▸ HOW TO COMPLETE THIS TASK:
Among the lines of the records, find all that carry the word "badge" and copy them.

▸ Dataset rows describing interfaces:
________________________

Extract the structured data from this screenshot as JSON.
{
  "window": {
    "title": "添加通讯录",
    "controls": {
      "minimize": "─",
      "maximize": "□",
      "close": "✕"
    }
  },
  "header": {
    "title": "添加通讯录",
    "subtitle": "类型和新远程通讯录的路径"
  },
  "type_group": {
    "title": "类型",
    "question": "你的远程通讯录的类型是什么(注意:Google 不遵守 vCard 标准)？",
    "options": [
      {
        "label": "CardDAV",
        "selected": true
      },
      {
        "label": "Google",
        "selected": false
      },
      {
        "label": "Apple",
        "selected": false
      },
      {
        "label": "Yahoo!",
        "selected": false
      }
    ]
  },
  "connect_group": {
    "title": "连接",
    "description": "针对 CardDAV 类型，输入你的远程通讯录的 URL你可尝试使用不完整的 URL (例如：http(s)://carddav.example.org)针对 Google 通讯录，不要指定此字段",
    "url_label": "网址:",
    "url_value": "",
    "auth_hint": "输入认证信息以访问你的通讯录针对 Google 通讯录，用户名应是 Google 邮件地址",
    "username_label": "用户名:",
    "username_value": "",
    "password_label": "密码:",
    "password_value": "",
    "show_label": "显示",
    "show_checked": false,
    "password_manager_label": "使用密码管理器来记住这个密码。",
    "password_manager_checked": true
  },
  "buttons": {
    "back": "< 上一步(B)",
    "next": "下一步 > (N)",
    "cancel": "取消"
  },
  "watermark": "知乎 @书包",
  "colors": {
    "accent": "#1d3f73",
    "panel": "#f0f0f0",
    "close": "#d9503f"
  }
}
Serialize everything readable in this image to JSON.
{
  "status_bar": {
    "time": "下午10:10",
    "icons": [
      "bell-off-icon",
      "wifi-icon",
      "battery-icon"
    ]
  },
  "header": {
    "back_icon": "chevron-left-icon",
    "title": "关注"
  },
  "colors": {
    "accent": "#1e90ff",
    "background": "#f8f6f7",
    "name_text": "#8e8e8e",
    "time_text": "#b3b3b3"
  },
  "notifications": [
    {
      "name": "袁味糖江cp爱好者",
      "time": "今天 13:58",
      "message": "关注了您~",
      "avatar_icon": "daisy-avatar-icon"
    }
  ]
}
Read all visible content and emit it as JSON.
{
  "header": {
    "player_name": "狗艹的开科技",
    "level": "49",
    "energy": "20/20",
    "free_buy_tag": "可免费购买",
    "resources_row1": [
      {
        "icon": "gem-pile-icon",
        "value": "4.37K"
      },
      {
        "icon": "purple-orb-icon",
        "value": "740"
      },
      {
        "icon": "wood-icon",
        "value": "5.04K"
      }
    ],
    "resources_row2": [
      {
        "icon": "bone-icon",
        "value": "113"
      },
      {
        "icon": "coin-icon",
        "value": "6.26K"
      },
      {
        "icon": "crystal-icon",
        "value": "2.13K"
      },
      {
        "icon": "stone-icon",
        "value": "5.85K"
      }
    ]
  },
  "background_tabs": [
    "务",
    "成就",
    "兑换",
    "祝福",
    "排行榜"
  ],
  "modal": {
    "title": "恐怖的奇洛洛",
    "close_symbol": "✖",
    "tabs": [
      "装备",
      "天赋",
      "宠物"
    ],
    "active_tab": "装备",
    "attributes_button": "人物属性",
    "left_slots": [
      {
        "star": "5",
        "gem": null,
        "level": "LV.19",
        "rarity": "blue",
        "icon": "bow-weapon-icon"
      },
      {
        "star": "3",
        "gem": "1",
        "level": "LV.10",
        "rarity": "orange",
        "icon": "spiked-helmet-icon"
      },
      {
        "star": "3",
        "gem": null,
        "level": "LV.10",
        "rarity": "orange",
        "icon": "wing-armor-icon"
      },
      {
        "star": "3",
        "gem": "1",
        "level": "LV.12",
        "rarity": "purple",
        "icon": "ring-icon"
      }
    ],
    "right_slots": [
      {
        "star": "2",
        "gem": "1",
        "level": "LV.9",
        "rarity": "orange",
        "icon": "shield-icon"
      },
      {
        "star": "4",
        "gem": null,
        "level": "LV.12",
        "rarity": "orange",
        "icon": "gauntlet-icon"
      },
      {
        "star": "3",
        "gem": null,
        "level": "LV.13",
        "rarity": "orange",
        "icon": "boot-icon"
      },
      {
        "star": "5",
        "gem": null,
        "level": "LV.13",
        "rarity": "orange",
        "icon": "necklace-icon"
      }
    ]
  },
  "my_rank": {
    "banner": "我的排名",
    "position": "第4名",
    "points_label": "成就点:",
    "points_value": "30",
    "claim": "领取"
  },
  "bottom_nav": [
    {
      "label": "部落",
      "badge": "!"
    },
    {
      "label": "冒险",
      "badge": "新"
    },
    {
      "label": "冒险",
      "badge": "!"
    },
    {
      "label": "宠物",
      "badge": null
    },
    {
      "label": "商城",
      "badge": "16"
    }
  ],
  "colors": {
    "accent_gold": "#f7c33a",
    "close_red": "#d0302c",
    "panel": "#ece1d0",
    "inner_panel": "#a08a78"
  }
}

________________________

▸ TASK OUTPUT:
      "badge": "!"
      "badge": "新"
      "badge": "!"
      "badge": null
      "badge": "16"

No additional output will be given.